Hana Financial Group isn’t just building a new HQ—it’s out to remake the company’s workplace experience from the ground up. Forget the locked-down look and feel of many financial services firms. The company’s new office in Incheon, South Korea is being designed as a light-drenched, open space filled with greenery—a direct reflection of just how much the pandemic has changed the way people live and work.
Collaborating with U.S. architecture and design studio NBBJ, Hana Financial is putting the focus on not just the 2,800 employees who will work there, but also potential job candidates as well as the surrounding community. With the company’s decision to move out of central Seoul, the new digs could play a critical role in helping attract talent and build stronger ties to the so-called Hana Dream Town.
And that vision is driving project decisions, from the overall design to the choice of materials.

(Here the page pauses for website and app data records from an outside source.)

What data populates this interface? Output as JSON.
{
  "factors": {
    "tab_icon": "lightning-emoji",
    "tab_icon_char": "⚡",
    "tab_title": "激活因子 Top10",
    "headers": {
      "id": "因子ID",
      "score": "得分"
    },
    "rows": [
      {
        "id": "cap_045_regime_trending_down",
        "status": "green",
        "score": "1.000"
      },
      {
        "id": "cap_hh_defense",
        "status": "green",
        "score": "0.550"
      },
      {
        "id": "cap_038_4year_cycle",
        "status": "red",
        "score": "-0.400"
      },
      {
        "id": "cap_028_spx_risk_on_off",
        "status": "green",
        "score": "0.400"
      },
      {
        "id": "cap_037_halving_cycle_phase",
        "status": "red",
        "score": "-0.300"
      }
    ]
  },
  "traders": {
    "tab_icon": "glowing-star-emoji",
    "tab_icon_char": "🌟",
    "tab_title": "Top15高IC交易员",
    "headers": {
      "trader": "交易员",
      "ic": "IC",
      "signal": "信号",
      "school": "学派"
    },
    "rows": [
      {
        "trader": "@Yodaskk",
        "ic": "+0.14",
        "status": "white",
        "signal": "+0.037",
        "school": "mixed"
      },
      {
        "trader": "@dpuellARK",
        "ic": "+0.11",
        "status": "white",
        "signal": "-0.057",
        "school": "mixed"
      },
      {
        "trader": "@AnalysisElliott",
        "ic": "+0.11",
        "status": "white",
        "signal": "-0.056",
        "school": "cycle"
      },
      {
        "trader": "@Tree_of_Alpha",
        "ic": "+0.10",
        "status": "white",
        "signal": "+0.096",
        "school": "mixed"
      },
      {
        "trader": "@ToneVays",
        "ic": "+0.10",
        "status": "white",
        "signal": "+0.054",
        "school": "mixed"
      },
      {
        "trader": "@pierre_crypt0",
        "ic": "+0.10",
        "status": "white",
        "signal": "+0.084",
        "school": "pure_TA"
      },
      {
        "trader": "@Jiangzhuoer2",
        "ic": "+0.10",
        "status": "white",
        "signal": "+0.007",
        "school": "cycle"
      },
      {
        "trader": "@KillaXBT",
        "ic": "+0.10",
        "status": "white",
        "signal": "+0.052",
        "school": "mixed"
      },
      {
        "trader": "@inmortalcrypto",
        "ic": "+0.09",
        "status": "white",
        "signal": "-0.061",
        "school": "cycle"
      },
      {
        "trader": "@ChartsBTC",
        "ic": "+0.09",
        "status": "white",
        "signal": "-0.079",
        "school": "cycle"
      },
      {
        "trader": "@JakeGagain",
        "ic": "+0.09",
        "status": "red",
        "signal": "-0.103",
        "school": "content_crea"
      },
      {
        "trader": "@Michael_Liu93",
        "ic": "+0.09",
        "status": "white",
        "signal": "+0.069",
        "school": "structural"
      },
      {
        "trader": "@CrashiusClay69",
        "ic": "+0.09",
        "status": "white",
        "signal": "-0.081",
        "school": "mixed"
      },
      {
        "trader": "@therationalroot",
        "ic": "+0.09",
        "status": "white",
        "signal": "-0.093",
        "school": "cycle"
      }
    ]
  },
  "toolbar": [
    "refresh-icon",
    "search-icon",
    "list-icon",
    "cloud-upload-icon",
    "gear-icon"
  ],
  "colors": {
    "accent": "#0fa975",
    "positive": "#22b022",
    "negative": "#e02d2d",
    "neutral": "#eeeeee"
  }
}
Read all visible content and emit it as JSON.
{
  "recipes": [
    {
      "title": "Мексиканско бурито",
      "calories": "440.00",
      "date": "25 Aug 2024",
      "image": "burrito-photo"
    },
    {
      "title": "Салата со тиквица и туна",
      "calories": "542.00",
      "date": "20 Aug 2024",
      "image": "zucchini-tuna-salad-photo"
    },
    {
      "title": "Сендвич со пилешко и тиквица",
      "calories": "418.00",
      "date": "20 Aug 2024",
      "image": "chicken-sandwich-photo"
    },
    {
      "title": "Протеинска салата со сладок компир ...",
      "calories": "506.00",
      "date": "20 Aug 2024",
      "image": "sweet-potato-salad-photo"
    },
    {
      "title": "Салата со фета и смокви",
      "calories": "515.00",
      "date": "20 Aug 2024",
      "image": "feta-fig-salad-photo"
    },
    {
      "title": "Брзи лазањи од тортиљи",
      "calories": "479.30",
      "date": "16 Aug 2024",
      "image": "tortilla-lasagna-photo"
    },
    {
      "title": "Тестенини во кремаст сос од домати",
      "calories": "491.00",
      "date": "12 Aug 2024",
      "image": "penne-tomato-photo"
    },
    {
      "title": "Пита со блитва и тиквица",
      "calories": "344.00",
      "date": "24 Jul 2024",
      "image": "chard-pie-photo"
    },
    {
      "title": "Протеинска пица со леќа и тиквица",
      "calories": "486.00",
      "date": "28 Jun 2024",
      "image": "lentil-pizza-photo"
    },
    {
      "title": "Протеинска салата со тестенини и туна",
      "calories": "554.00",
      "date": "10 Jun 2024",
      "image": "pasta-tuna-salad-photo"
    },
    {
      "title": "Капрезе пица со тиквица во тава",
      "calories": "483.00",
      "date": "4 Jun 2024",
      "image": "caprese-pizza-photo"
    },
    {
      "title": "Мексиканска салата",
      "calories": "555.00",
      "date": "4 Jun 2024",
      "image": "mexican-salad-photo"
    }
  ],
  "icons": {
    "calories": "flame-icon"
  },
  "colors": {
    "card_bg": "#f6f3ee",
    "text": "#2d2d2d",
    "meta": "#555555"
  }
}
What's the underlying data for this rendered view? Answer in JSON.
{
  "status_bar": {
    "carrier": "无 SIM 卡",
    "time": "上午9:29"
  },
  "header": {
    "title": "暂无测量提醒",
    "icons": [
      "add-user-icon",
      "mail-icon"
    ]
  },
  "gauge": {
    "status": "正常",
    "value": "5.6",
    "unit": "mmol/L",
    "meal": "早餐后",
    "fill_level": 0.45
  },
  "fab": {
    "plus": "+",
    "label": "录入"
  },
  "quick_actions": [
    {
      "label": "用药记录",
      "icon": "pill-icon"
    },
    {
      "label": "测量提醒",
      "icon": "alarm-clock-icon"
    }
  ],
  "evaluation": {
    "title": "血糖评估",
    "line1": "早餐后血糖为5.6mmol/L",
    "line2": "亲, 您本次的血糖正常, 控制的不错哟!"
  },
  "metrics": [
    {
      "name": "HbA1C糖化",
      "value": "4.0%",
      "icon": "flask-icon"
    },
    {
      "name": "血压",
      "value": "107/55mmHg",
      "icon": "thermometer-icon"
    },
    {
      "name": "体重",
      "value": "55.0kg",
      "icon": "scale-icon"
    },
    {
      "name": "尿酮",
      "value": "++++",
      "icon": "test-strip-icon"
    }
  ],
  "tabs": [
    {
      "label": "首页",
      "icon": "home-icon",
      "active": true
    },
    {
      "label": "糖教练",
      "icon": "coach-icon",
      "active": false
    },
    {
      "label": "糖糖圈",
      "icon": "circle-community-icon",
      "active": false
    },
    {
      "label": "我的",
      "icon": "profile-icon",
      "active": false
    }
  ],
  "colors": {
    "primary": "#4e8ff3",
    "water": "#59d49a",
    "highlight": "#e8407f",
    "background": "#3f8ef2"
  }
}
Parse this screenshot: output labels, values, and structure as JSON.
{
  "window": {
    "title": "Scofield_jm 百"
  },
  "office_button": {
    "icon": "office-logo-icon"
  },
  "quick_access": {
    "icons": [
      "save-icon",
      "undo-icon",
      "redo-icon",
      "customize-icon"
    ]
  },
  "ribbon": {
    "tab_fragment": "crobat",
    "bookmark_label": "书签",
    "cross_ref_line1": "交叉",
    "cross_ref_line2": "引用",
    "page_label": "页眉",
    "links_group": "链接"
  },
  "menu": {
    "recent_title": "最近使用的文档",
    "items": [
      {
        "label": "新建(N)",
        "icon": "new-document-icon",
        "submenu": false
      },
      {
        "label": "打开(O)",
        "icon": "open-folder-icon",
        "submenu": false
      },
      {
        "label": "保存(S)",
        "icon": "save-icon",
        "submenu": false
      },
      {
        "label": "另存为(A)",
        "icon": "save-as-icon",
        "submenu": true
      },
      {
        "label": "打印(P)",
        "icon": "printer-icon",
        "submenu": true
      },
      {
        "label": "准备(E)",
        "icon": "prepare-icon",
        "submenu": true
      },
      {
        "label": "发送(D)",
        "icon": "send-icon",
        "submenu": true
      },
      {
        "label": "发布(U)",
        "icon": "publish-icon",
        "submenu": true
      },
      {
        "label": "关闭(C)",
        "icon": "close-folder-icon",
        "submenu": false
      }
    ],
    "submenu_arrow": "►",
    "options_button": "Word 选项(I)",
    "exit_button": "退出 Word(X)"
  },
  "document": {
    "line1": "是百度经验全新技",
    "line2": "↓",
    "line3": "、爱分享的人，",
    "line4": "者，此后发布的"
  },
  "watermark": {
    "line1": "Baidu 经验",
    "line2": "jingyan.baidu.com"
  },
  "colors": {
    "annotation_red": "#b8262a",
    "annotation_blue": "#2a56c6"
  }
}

To give employees a renewed sense of agency about where and how they work, for example, the team is incorporating indoor and outdoor workspaces, including private alcoves and outdoor terraces. “Community stations” are meant to give employees a place to meet with and be mentored by leaders—a connection constrained during the pandemic.
But the building’s statement piece is the large and open lobby, where the team is eschewing cold stone and opting instead for carved and rounded wood in light tones.
“The intention is to look softer, more open and more welcoming,” Robert Mankin, NBBJ’s partner in charge of workplace design, told the Korea JoongAng Daily. “Usually financial institutions are very grand, they use stone, because they are permanent … [but] that can be very cold and unwelcoming.”
To further foster that sense of community, the team will include a glass observation deck for social activities and nighttime experiences—making the building a destination during the day and at night.
Adding an element of biophilia to foster wellness, designers will include a 12-story public ribbon park that will loop its way up the building, dotting the environment with green space and pedestrian pathways. Sculptural landforms, plazas and a lower-level atrium will offer workers the chance to take a break (or a breath of fresh air) during the workday. And windows—that actually open—will ventilate the building and allow greenery and plants into the space to enhance employee health.
“We believe that through workspace design, employees can leave the office feeling better than when they arrive, that the office isn’t just a place to work, it’s actually a place in which you can be restored,” Mankin said.
Construction of the headquarters is set to begin this year, with completion slated for 2024.